> [MATERIAL PROVIDED]
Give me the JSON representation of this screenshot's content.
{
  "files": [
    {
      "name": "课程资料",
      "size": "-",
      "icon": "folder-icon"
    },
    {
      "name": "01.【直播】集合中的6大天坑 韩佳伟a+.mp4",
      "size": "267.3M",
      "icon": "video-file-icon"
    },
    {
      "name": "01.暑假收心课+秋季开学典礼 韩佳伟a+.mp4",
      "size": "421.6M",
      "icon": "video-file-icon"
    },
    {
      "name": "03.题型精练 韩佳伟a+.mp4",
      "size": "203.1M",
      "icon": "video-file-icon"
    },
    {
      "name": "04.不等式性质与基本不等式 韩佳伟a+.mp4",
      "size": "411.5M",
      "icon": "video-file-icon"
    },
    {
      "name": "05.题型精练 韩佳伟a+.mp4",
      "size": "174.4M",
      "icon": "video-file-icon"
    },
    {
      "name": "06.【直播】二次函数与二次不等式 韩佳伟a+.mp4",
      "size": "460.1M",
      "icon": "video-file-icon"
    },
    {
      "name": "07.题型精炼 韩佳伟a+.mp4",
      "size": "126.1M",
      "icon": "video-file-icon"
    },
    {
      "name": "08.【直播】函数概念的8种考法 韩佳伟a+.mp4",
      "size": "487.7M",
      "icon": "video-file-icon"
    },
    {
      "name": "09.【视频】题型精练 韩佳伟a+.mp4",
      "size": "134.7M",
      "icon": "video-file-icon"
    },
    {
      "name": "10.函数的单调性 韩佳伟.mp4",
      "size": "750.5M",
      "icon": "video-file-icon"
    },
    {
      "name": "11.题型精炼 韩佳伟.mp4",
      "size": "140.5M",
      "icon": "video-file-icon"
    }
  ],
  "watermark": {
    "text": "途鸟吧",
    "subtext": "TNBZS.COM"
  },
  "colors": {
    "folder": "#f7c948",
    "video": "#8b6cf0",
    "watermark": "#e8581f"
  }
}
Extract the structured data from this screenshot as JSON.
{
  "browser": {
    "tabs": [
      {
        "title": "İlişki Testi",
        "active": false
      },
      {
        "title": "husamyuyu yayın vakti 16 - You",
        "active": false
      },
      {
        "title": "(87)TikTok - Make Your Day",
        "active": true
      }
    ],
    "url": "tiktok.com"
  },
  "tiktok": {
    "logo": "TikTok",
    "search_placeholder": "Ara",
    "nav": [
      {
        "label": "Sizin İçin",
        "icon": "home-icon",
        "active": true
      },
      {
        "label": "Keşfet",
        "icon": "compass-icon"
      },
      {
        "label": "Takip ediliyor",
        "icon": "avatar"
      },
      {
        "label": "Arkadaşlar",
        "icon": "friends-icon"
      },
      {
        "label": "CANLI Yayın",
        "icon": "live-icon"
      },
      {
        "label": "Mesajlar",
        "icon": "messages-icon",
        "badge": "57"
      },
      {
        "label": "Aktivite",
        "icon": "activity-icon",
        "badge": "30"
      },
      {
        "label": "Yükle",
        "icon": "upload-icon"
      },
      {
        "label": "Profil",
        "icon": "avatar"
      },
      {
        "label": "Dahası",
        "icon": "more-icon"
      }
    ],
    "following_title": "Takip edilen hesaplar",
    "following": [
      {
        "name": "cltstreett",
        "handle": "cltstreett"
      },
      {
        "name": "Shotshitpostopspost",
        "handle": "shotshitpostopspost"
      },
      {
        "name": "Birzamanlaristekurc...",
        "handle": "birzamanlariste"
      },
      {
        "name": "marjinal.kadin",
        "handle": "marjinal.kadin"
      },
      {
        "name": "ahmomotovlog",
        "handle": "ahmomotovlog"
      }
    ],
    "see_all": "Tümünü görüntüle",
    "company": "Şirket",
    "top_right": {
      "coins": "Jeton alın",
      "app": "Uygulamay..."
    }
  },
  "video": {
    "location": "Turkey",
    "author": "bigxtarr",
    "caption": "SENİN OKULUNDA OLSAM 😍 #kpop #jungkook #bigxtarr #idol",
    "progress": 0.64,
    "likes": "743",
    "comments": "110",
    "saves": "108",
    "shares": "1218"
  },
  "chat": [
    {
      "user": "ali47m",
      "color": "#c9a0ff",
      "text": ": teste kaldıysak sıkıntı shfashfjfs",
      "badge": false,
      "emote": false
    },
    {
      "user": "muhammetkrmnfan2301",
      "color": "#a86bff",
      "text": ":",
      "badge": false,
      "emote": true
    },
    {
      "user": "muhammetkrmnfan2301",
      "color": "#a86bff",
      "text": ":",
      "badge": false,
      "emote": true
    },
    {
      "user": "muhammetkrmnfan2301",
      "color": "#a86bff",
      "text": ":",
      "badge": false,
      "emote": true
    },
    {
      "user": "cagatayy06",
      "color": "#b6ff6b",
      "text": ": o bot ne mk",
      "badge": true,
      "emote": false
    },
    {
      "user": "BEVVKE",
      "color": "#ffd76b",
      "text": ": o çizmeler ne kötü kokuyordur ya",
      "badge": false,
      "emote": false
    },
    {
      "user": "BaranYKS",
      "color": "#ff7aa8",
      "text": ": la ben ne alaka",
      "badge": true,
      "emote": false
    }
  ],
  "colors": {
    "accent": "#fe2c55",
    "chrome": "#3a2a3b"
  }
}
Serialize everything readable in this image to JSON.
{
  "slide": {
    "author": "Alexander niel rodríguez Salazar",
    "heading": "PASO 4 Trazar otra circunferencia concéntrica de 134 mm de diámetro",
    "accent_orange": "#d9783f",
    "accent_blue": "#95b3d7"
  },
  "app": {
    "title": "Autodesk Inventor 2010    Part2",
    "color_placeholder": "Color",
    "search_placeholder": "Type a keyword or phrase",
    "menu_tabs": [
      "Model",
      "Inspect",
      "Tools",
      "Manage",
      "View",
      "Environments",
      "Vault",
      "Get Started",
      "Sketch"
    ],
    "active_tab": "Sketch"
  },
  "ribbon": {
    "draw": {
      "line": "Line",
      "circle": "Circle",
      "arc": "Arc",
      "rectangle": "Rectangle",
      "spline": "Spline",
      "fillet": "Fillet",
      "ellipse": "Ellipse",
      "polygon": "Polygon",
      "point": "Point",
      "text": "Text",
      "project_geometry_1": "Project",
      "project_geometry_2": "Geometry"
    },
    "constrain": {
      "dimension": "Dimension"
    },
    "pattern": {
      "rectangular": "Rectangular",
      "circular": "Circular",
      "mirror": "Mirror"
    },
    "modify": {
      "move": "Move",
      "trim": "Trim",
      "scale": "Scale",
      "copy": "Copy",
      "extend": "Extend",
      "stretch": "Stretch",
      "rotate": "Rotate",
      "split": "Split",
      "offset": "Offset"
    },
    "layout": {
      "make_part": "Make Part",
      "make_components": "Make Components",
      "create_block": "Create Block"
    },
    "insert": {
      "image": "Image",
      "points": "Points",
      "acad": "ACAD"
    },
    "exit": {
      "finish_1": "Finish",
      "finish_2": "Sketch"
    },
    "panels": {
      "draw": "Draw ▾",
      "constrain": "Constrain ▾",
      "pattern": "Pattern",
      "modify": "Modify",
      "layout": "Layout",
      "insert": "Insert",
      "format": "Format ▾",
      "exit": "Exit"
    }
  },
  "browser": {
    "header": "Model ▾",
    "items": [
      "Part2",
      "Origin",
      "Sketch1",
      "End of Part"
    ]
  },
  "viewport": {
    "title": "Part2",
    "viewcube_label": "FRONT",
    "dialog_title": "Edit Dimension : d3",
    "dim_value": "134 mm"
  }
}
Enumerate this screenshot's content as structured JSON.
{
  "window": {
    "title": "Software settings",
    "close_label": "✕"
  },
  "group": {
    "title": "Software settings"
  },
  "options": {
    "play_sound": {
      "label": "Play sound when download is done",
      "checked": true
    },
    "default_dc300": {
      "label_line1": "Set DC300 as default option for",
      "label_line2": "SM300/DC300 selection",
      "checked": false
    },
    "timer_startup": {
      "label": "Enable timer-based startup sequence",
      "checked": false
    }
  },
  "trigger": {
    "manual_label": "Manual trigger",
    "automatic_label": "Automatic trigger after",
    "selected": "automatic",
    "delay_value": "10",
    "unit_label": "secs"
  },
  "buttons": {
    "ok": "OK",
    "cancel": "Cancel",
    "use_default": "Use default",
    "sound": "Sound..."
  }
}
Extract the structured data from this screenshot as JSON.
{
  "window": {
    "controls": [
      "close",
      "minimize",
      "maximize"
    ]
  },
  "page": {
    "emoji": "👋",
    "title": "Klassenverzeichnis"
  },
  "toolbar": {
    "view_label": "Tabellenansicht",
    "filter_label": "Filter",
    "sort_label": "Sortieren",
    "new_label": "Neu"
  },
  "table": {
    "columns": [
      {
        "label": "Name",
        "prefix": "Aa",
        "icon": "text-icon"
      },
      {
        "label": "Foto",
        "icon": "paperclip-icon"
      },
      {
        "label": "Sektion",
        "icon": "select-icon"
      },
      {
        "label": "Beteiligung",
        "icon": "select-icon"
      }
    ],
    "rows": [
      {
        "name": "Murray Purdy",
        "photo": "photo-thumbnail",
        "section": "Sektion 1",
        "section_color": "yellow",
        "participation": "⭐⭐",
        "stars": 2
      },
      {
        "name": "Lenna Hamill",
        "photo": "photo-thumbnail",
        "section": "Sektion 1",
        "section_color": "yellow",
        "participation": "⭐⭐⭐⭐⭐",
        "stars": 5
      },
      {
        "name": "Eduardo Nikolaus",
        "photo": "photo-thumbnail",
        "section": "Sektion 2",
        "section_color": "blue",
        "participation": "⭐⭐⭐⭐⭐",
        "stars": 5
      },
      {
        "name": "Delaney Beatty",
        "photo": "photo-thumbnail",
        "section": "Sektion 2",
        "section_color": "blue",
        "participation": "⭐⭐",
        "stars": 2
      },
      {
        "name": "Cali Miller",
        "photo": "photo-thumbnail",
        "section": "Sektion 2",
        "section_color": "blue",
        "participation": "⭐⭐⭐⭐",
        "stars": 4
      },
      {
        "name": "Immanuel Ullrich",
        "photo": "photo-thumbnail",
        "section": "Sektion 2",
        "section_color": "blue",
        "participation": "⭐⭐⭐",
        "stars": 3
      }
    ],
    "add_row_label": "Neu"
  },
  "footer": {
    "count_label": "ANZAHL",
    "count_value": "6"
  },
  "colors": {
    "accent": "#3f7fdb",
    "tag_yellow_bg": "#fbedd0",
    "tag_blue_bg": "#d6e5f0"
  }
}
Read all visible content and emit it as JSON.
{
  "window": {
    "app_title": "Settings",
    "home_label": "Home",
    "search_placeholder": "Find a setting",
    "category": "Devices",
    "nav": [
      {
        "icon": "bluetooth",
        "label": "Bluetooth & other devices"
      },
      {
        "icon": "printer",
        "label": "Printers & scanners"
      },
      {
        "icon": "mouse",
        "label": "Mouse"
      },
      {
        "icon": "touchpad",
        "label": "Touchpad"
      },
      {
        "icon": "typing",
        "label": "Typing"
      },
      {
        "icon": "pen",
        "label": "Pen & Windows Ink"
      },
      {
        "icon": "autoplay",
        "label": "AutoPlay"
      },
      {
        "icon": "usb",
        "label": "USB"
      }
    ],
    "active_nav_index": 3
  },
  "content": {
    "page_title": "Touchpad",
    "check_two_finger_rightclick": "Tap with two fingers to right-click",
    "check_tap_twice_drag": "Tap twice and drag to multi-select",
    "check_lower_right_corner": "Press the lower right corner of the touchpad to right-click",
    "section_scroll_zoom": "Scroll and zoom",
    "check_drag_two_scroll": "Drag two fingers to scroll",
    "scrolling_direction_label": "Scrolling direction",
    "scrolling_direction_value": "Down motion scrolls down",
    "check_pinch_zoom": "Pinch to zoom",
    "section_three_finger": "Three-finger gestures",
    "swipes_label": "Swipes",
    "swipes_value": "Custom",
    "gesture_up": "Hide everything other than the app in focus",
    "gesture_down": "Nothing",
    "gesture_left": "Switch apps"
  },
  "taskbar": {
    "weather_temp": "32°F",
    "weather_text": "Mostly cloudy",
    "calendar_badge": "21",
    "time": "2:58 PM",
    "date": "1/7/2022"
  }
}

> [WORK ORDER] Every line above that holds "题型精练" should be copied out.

> [EXERCISE RESPONSE]
      "name": "03.题型精练 韩佳伟a+.mp4",
      "name": "05.题型精练 韩佳伟a+.mp4",
      "name": "09.【视频】题型精练 韩佳伟a+.mp4",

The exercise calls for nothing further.